What do they look like? TDark brown to black above; light yellow to rufuous-orange below. Black extremeties (ie. Tail, hands, feet, face) and light yellow to light brown cheek stripes. Sometimes the tip of the tail is white (Batmans is!). A golden coloured form can be found on Stradbroke Island and small pockets around the Gold Coast. The average Swampy usually stands at 70 cm tall and weighs about 15kg.
Where do they live? Swamp Wallabies live in thick undergrowth of forests, woodlands and heath in Eastern and Southern Australia. They can be found from Cape York to South-western Victoria. These Wallabies shelter during the day in dense grass and ferns. Swamp Wallabies are local to this area and we even have wild ones living in the bush on Sanctuary property.
What do they eat? Grasses, plants and ferns.
Reproduction: Breeding occurs throughout the year. A single joey is born after a 33 day gestation period. Swamp Wallabies display embryonic diapause, just like the kangaroo. The young will stay in the pouch for 8-9 months and continue to suckle milk until 15 months old.

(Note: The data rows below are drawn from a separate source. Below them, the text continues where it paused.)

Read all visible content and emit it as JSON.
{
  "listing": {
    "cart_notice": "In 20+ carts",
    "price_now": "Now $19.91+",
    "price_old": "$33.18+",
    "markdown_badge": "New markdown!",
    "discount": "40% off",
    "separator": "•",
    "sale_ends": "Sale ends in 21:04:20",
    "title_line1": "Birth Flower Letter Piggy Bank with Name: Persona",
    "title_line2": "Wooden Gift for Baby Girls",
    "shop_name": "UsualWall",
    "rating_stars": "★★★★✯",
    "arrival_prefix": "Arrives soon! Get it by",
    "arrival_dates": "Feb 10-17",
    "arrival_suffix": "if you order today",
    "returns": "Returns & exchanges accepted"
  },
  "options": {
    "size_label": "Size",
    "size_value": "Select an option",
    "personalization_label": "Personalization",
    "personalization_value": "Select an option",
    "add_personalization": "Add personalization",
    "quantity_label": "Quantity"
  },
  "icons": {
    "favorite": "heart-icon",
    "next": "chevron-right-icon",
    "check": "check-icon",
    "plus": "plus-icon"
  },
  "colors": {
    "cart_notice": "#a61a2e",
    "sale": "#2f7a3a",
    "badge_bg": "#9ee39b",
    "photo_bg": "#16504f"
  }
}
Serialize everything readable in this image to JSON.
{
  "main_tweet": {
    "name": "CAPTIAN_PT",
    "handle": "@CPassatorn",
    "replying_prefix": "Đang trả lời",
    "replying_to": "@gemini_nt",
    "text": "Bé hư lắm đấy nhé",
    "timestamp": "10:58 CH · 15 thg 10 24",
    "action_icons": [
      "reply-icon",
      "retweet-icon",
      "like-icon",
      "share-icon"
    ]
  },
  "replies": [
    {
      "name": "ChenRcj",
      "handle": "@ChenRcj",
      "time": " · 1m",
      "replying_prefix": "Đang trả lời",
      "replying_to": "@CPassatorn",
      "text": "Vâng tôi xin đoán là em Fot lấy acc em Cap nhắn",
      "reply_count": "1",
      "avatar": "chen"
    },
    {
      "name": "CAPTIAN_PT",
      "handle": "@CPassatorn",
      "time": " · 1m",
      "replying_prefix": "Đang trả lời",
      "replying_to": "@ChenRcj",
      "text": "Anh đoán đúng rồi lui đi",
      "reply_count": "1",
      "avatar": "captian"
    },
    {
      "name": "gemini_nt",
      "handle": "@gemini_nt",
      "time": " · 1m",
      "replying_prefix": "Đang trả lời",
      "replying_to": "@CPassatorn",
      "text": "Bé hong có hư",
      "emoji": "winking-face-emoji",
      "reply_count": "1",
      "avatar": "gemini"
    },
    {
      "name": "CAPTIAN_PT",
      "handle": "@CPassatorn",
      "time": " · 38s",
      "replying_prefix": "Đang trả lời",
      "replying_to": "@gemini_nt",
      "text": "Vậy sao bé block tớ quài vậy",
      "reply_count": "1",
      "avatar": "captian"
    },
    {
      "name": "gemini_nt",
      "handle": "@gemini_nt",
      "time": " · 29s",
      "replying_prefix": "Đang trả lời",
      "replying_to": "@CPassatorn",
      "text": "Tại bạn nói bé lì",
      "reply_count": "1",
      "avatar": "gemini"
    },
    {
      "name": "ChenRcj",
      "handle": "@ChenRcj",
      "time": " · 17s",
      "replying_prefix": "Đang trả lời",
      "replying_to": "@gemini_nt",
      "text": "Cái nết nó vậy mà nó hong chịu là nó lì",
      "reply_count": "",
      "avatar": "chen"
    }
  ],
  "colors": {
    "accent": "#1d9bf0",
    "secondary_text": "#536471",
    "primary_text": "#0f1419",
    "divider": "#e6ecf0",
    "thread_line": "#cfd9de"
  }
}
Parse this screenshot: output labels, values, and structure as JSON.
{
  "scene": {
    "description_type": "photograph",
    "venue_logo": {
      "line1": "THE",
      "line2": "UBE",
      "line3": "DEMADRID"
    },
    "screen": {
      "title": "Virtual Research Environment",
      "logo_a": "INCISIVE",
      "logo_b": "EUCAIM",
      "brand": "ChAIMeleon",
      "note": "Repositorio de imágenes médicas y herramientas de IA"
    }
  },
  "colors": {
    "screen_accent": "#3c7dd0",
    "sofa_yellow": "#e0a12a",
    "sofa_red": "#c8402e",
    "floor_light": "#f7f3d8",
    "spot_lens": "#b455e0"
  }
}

Threats: Swamp Wallabies have the same threats as the Whiptail Wallaby (see fact sheet) except for hunting. Their body size is considered too small to hunt for meat and their fur is thought to be too coarse for commercial use.
Conservation Status: Common.
The Swamp Wallaby is the sole living member of their genus. All other Wallabies have 16 chromosomes whereas the Swamp Wallaby has 11 in males and 10 in females. This results in genetic, reproductive, dental and behavioural differences between the Swamp Wallaby and all other Wallaby species.